Company President Rohaizad Darus said contracts have jumped, with rig utilisation climbing to 71 percent from 20 percent in the fourth quarter as oil firms operating in Southeast Asia resume spending on exploration and production.
Activity by state-controlled companies, including Petroliam Nasional Bhd., Indonesia’s Pertamina Persero PT and Thailand’s PTT Pcl is increasing, based on tender invitations the firms have received, he said.
“We are currently bidding for 35 tenders totaling 3.4 billion ringgit” ($783.1 million), Rohaizad said in a May 9 interview at the company’s Kuala Lumpur headquarters. “We hardly hit 20” at the same point last year.
A rebound in crude oil after OPEC cut output targets along with price stability have buoyed confidence among firms to resume investing, Rohaizad said, noting that the pick-up in utilization comes less than six months after the reductions were agreed.
UMW Oil & Gas shares have slumped 30 percent this year, making the stock the worst performer on the FTSE Bursa Malaysia Top 100 Index of the nation’s top large and mid cap companies.
The gauge has added 10 percent. The oil price has erased most of its gains since the Organization of Petroleum Exporting Countries agreed to cut supply from January. Saudi Arabia and Russia, the world’s largest crude producers, signaled this week they could extend production cuts into 2018.
The company on May 4 abandoned a plan to buy its rival petroleum service providers Icon Offshore Bhd. and Orkim Sdn. as part of a 2.9 billion ringgit deal to scale up and weather a downturn.
Instead, it’s planning to raise 1.8 billion ringgit to pare debt and boost working capital.
“To me, its a blessing in disguise to be left alone, as the recovery has not been very clear for the industry and us to be a bigger entity to land large contracts,” Rohaizad said.
The enlarged entity would have comprised more than 50 assets including rigs, vessels and tankers, compared with its current fleet of seven rigs.
The rights shares underwritten by its major shareholder Permodalan Nasional Bhd., Malaysia’s largest state-owned asset manager, would generate about 80 million ringgit in annual interest savings for at least five years, while freeing about 600 million ringgit in cash that will enable the company to get better terms from suppliers, Rohaizad said.
“Charter rates are still depressed,” he said. “We want to be a lean company with the financial stamina to weather this slow environment, rather than trying to be over ambitious.”
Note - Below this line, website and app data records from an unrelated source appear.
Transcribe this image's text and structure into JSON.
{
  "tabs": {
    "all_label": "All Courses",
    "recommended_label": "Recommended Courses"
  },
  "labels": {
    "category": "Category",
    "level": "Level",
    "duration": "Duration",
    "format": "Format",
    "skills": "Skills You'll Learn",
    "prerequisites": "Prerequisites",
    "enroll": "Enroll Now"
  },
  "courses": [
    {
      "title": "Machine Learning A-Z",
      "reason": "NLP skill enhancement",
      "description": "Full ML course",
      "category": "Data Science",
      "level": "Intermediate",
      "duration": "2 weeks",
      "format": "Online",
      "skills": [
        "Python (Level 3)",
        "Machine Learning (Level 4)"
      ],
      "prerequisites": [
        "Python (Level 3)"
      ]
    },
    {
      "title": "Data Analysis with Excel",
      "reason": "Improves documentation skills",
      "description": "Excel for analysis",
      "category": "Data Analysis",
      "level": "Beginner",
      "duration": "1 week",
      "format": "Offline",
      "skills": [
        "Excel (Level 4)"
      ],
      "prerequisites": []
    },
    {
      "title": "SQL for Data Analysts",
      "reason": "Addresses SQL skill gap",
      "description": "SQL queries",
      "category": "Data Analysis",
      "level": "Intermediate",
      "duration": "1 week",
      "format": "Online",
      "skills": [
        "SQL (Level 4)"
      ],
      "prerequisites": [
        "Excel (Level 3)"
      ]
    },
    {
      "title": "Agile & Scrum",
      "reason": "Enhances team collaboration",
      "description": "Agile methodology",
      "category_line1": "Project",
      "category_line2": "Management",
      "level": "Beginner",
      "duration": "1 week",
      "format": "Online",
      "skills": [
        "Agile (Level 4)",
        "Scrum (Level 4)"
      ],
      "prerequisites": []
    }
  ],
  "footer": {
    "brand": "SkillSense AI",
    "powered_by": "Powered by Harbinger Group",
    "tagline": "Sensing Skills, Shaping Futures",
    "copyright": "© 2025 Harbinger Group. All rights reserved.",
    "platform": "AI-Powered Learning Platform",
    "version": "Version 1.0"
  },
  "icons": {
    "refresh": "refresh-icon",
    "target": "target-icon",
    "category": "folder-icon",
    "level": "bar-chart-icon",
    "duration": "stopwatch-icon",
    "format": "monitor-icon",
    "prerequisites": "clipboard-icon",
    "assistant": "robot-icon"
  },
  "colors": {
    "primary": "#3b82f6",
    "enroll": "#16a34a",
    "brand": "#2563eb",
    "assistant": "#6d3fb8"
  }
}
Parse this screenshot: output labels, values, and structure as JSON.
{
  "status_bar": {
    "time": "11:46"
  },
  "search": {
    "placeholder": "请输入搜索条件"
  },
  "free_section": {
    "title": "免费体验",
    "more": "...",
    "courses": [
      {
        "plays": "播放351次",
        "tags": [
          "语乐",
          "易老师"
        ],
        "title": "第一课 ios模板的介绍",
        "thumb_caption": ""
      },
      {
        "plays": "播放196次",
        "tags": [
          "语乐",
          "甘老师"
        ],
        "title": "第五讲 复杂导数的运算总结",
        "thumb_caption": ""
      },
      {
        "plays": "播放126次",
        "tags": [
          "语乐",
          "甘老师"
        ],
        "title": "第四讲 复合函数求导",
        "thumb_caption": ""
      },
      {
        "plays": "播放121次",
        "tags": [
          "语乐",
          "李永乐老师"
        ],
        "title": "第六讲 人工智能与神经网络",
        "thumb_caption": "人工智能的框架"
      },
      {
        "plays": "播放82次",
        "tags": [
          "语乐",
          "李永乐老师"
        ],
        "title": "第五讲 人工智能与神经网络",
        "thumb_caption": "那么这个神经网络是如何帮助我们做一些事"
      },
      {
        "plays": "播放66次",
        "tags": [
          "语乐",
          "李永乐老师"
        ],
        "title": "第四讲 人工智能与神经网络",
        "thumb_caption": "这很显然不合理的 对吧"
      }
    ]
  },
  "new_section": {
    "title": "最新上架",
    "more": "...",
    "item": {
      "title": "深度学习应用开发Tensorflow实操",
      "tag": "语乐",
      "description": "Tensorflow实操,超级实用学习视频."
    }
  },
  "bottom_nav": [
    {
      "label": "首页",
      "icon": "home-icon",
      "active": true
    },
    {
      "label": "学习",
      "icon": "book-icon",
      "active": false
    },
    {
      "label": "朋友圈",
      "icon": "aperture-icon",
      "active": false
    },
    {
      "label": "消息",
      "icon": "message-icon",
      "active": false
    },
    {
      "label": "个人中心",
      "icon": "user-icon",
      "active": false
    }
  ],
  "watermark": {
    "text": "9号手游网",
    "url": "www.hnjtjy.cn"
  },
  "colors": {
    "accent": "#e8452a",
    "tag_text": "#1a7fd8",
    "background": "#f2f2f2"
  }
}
AmInvestment Bank Bhd. downgraded the stock to hold from buy on May 5, citing the company’s operational challenges amid lower utilisation and depressed rates.
“The group’s losses and negative cash flow are unlikely to abate in the near term, unless there’s a significant reversal” in regional rig utilization rates, said analyst Alex Goh.
For Rohaizad, cash flow is a top priority for the company’s longer term survival.
“We will be there when the big recovery comes along,” he said.- Bloomberg